### Task statement
Every line in the entries that holds the word "content" counts toward the answer, which should be a single number.

Interface dataset entries:
□ □ □ □ □ □ □

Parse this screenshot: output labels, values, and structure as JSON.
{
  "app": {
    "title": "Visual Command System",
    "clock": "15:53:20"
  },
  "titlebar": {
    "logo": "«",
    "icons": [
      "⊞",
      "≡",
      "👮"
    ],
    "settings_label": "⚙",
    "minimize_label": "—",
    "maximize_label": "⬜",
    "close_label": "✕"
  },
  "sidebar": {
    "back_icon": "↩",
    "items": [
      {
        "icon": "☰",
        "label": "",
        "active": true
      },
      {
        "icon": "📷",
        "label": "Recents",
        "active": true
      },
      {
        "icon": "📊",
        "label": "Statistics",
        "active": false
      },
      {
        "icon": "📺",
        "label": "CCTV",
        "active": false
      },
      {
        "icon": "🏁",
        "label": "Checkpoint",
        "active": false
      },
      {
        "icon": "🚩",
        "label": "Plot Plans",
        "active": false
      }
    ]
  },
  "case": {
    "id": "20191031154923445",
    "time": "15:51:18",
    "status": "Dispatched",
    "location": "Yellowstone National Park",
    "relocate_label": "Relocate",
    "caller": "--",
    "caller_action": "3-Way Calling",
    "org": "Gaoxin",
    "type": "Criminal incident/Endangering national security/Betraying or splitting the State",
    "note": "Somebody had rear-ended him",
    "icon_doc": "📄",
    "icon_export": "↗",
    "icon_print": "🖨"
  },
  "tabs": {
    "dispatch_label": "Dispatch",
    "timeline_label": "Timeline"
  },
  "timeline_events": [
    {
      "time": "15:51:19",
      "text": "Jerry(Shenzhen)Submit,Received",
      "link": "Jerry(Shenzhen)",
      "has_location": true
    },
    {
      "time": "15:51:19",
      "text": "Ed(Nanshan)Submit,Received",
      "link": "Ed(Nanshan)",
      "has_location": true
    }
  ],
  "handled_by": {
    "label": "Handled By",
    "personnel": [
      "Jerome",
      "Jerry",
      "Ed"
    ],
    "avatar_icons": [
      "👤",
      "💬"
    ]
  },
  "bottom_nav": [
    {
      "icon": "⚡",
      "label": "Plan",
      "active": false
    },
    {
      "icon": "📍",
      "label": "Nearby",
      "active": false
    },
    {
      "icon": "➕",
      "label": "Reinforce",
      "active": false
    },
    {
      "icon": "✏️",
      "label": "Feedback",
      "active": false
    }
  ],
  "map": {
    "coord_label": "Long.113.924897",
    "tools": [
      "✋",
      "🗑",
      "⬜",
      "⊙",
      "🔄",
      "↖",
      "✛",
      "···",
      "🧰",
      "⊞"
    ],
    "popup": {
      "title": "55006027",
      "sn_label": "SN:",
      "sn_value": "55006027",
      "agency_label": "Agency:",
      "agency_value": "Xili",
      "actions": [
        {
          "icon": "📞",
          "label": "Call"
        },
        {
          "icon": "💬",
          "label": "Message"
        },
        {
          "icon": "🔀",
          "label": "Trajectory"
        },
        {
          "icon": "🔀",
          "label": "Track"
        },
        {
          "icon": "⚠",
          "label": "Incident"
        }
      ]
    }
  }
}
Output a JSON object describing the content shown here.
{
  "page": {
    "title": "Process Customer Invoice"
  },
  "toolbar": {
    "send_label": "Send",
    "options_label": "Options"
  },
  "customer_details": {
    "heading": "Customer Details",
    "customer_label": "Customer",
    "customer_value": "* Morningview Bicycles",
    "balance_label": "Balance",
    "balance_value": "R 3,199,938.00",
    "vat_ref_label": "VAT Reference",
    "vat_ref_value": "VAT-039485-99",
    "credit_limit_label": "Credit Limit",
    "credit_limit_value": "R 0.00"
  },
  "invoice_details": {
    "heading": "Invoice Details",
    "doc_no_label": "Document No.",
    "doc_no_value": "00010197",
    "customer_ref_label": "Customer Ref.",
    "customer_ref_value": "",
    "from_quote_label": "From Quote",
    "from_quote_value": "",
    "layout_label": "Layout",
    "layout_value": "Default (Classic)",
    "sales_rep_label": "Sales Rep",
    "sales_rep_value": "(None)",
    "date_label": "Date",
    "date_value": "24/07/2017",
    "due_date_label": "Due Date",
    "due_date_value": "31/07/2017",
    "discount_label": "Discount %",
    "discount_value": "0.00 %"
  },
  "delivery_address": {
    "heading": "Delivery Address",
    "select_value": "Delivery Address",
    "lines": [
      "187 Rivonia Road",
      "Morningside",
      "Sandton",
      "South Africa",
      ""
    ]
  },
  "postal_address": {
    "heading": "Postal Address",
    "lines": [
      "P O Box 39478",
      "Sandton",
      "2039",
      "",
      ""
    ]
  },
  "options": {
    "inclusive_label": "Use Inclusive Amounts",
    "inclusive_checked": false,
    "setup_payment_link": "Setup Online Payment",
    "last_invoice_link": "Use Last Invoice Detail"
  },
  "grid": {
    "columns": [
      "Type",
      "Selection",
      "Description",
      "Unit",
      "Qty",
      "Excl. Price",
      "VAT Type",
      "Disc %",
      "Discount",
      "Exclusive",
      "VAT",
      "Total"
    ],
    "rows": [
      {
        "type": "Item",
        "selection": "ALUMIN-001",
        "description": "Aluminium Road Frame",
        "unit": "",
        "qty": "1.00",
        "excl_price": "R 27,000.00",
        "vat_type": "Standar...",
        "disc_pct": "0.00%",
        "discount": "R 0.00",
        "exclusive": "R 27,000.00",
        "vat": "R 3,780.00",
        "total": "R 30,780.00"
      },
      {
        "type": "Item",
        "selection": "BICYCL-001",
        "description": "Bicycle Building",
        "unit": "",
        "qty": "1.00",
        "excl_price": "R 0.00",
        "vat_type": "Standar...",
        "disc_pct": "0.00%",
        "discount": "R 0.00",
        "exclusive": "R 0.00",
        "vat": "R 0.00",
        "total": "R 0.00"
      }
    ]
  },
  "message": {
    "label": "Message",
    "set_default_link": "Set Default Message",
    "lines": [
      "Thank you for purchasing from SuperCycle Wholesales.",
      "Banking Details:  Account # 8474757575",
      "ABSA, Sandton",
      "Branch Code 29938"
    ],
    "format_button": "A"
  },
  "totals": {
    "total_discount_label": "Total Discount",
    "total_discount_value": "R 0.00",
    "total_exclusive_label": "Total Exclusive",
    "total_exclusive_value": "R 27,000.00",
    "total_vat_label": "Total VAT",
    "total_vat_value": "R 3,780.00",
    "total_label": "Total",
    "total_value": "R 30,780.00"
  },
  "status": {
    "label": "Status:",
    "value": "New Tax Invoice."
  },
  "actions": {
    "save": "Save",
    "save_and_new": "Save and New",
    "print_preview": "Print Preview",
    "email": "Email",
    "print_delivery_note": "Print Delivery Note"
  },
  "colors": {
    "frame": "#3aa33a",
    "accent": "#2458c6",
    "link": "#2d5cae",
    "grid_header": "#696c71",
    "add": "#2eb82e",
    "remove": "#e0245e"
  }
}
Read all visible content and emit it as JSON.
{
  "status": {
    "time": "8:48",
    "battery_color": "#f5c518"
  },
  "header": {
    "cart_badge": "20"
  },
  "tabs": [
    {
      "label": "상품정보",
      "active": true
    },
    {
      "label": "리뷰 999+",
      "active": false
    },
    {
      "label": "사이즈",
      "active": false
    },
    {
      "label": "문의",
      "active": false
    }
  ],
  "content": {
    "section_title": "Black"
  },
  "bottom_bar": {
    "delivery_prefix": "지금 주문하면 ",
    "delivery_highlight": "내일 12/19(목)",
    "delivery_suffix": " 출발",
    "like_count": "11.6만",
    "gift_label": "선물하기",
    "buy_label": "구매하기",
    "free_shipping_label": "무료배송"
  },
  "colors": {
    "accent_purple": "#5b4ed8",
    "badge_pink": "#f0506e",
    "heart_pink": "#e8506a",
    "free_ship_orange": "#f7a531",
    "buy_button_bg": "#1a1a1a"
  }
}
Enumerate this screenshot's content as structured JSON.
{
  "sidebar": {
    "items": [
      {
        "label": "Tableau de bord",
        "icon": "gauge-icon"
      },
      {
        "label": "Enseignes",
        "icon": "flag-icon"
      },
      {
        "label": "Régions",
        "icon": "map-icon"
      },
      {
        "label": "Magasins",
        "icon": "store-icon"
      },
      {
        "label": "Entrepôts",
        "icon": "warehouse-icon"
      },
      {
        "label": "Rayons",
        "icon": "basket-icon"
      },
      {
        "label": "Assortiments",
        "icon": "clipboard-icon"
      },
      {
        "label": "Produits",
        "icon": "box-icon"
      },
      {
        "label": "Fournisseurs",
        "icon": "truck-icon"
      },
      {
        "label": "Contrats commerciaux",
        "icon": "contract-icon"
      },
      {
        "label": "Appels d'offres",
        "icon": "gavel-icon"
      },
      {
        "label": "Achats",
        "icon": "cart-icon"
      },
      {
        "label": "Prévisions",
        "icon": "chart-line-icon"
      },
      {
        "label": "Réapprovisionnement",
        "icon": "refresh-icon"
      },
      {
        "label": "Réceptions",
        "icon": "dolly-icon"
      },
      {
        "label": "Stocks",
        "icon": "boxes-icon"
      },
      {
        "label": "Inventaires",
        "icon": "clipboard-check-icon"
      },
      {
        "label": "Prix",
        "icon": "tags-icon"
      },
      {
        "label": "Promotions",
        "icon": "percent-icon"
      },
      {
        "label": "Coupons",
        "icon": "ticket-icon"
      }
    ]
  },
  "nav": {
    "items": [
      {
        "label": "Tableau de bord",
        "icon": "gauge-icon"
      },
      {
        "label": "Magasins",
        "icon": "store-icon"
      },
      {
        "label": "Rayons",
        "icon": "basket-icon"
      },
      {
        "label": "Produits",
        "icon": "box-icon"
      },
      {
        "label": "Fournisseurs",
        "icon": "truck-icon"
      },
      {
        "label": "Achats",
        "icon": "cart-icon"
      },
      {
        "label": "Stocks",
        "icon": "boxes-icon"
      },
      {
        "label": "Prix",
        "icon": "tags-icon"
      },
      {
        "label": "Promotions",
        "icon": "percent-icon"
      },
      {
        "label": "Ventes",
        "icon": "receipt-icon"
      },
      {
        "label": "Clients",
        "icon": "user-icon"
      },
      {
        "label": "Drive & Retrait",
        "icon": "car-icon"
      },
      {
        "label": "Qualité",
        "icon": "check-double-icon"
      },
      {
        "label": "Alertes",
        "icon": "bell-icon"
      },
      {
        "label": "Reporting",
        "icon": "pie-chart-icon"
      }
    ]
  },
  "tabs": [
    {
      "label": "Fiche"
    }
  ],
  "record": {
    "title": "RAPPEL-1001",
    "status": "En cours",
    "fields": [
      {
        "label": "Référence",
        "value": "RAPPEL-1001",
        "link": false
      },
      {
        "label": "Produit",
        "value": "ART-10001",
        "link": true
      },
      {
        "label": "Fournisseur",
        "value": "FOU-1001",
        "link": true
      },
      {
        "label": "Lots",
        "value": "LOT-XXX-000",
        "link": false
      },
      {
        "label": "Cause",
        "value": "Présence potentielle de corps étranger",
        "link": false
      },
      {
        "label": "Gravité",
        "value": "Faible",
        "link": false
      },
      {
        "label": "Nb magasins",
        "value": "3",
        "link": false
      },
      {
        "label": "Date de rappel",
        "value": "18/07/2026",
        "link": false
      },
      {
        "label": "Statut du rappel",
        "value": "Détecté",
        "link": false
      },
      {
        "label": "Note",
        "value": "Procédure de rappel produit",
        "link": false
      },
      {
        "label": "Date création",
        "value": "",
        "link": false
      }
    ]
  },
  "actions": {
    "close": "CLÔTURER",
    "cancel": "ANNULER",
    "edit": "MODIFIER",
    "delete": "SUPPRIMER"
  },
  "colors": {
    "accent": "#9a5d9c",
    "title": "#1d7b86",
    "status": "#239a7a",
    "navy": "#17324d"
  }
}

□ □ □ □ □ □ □

### Task result
4